Aquameta has five PostgreSQL extensions, each of which roughly corresponds to a layer or tool that's essential to the web stack. As just a big database, It has ~60 tables, ~50 views and ~90 stored procedures. The HTTP Server is programmed in Go, but it is just a thin wrapper that hands off requests to a stored procedure in PostgreSQL:
endpoint.request('GET','/index.html','...query string args...`,`...post vars...`)
PostgreSQL handles it from there.
Aquameta contains five core PostgreSQL extensions, which together purport themselves to be a web development stack:
- meta - Writable system catalog for PostgreSQL, making most database admin tasks possible as data manipulation.
- bundle - Version control system similar to
gitbut for database rows instead of files.
- event - Lets you watch tables, rows or columns for inserts, updates and deletes, and get a notification as such.
- http - Minimalist web server that provides a REST API to the database and simple static/templated resource hosting.

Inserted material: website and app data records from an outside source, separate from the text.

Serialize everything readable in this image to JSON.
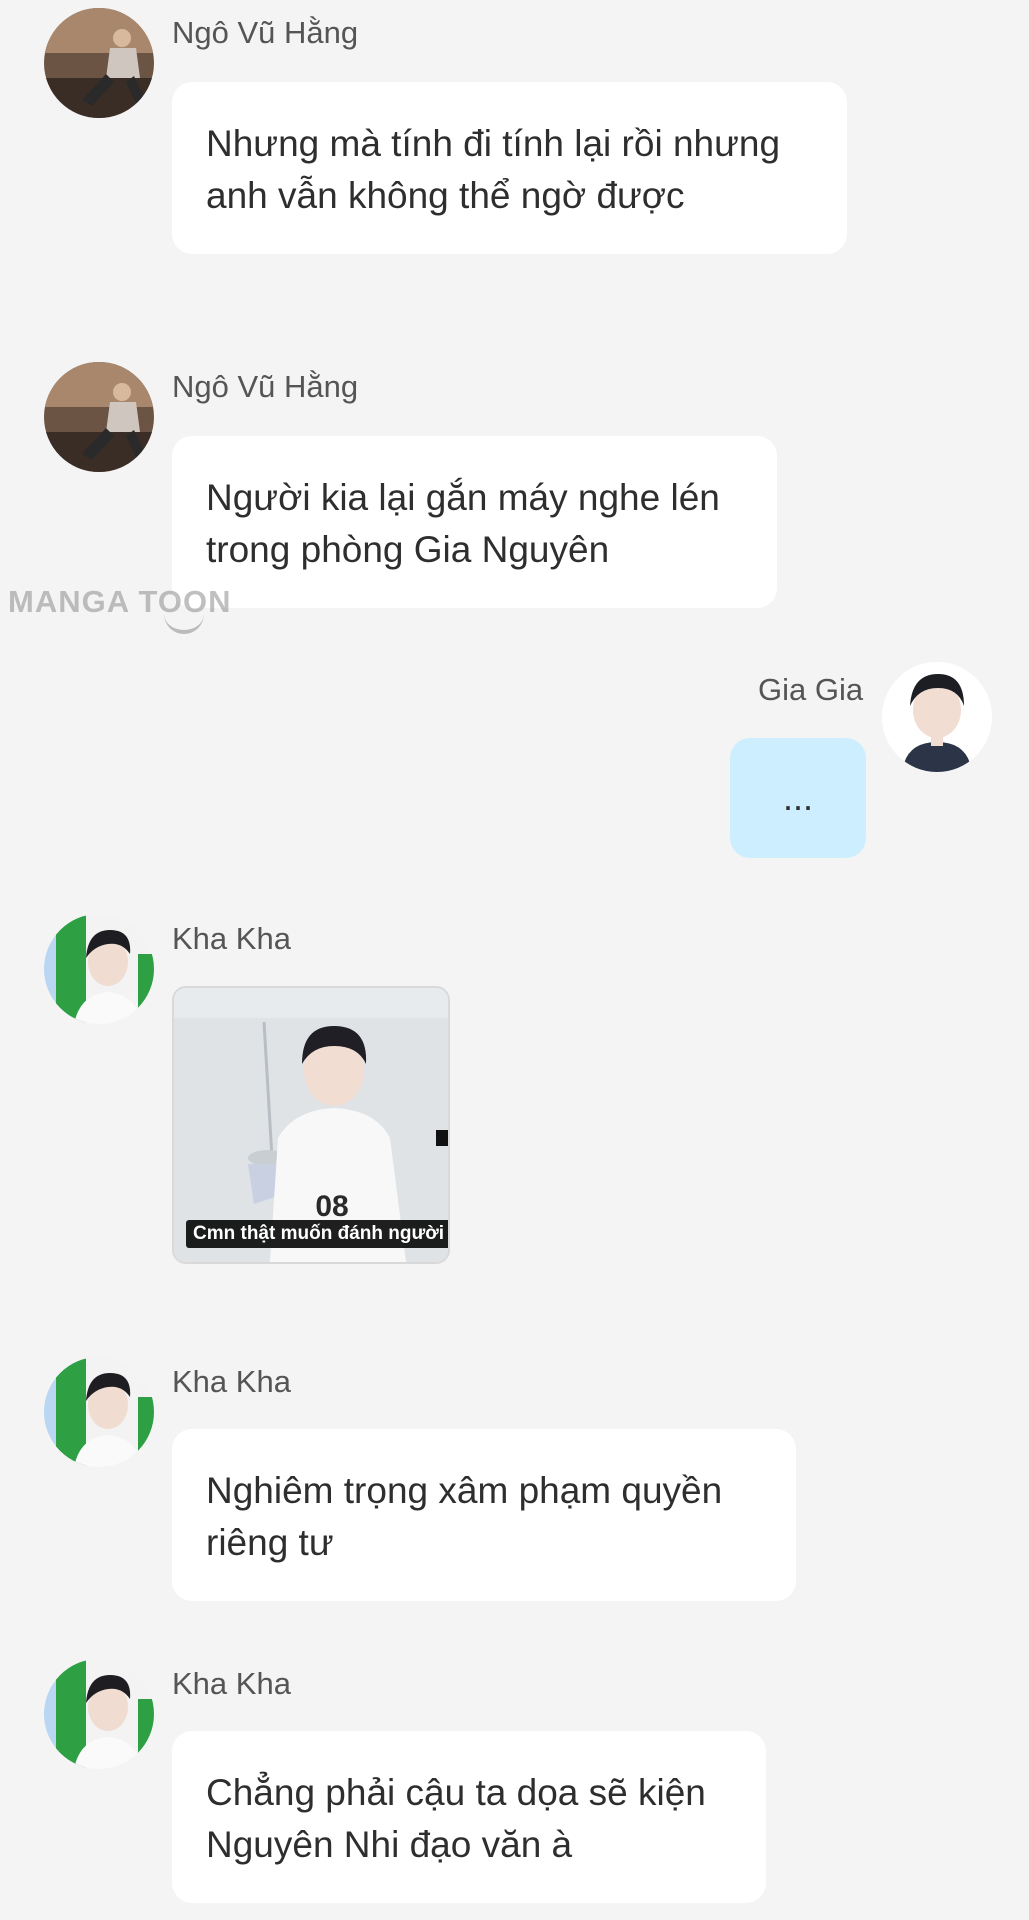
{
  "messages": [
    {
      "sender": "Ngô Vũ Hằng",
      "lines": [
        "Nhưng mà tính đi tính lại rồi nhưng",
        "anh vẫn không thể ngờ được"
      ]
    },
    {
      "sender": "Ngô Vũ Hằng",
      "lines": [
        "Người kia lại gắn máy nghe lén",
        "trong phòng Gia Nguyên"
      ]
    },
    {
      "sender": "Gia Gia",
      "text": "..."
    },
    {
      "sender": "Kha Kha",
      "image_caption": "Cmn thật muốn đánh người"
    },
    {
      "sender": "Kha Kha",
      "lines": [
        "Nghiêm trọng xâm phạm quyền",
        "riêng tư"
      ]
    },
    {
      "sender": "Kha Kha",
      "lines": [
        "Chẳng phải cậu ta dọa sẽ kiện",
        "Nguyên Nhi đạo văn à"
      ]
    }
  ],
  "watermark": "MANGA TOON",
  "colors": {
    "background": "#f4f4f5",
    "incoming_bubble": "#ffffff",
    "outgoing_bubble": "#cdeeff",
    "sender_name": "#555555",
    "message_text": "#2e2e2e"
  },
  "icons": {
    "avatar_ngo_vu_hang": "person-photo-avatar",
    "avatar_gia_gia": "person-photo-avatar",
    "avatar_kha_kha": "person-photo-avatar"
  }
}
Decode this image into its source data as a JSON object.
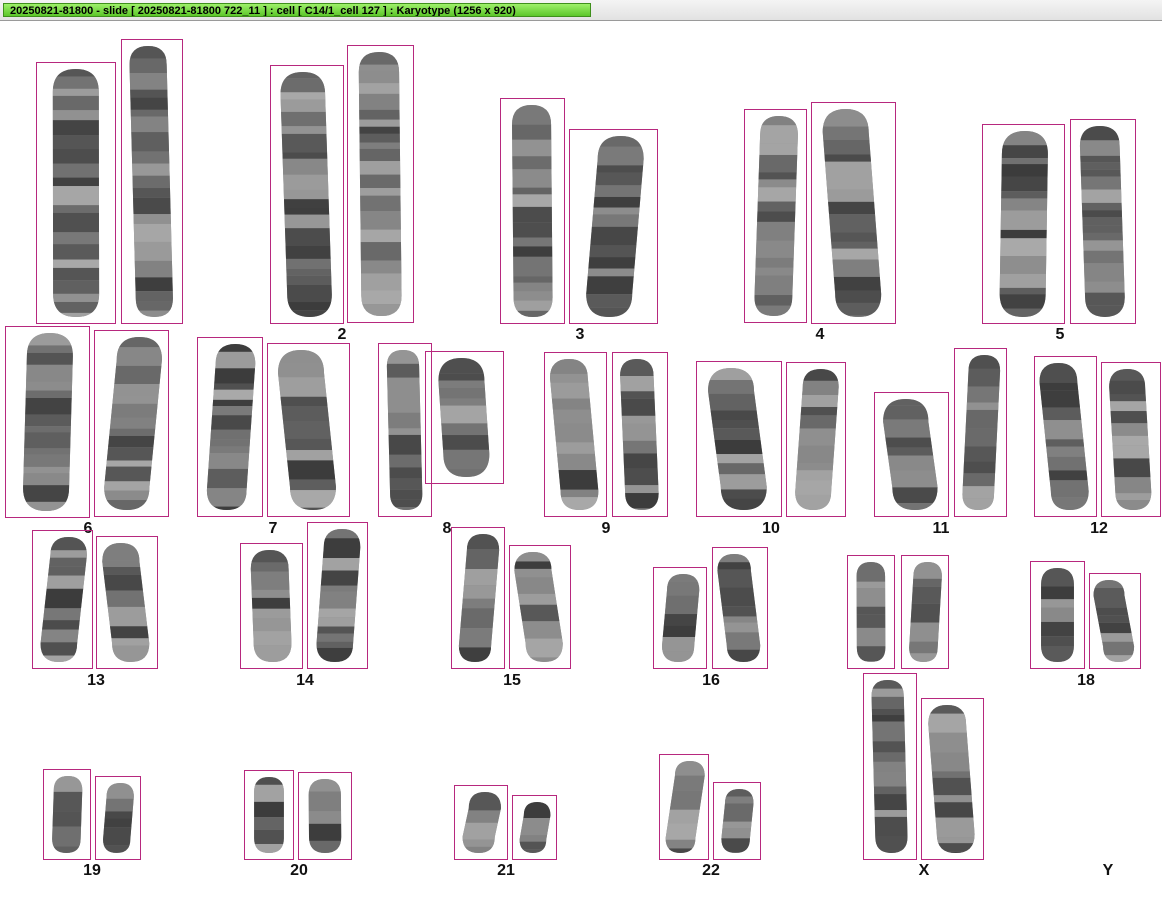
{
  "window": {
    "title": "20250821-81800 - slide [ 20250821-81800 722_11 ] : cell [ C14/1_cell 127 ] : Karyotype  (1256 x 920)"
  },
  "karyotype": {
    "labels": {
      "c2": "2",
      "c3": "3",
      "c4": "4",
      "c5": "5",
      "c6": "6",
      "c7": "7",
      "c8": "8",
      "c9": "9",
      "c10": "10",
      "c11": "11",
      "c12": "12",
      "c13": "13",
      "c14": "14",
      "c15": "15",
      "c16": "16",
      "c18": "18",
      "c19": "19",
      "c20": "20",
      "c21": "21",
      "c22": "22",
      "cX": "X",
      "cY": "Y"
    }
  }
}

- is semantics in core?
Aquameta is a very unopinionated stack, except for that one big opinion about everything being data. From there, our tables are intended to just express "how the web works" and leave the rest up to you. You can use any client-side framework you please, and the backend supports several procedural languages.
It's tuples all the way down. Well, that's the idea anyway. Of course there is still the Operating System down below PostgreSQL, with all it's "files" and so forth. But if we follow this idea to its natural conclusions, we would make all that look a lot different too.
Aquameta's long-term trajectory is to find the places where putting things in the database makes them easier to work with. We think there is a lot more of opportunity here. If you're up for an adventure into the unknown, I hope you'll give it a try.
Aquameta Core is currently distributed under the GNU Public License (GPL) version 3.
We don't have a legal team to help us make all the best decisions here, but the intention is to follow in the footsteps of Linux: Provide an open source core that must remain open source, but let users develop and license software built with Aquameta as they see fit.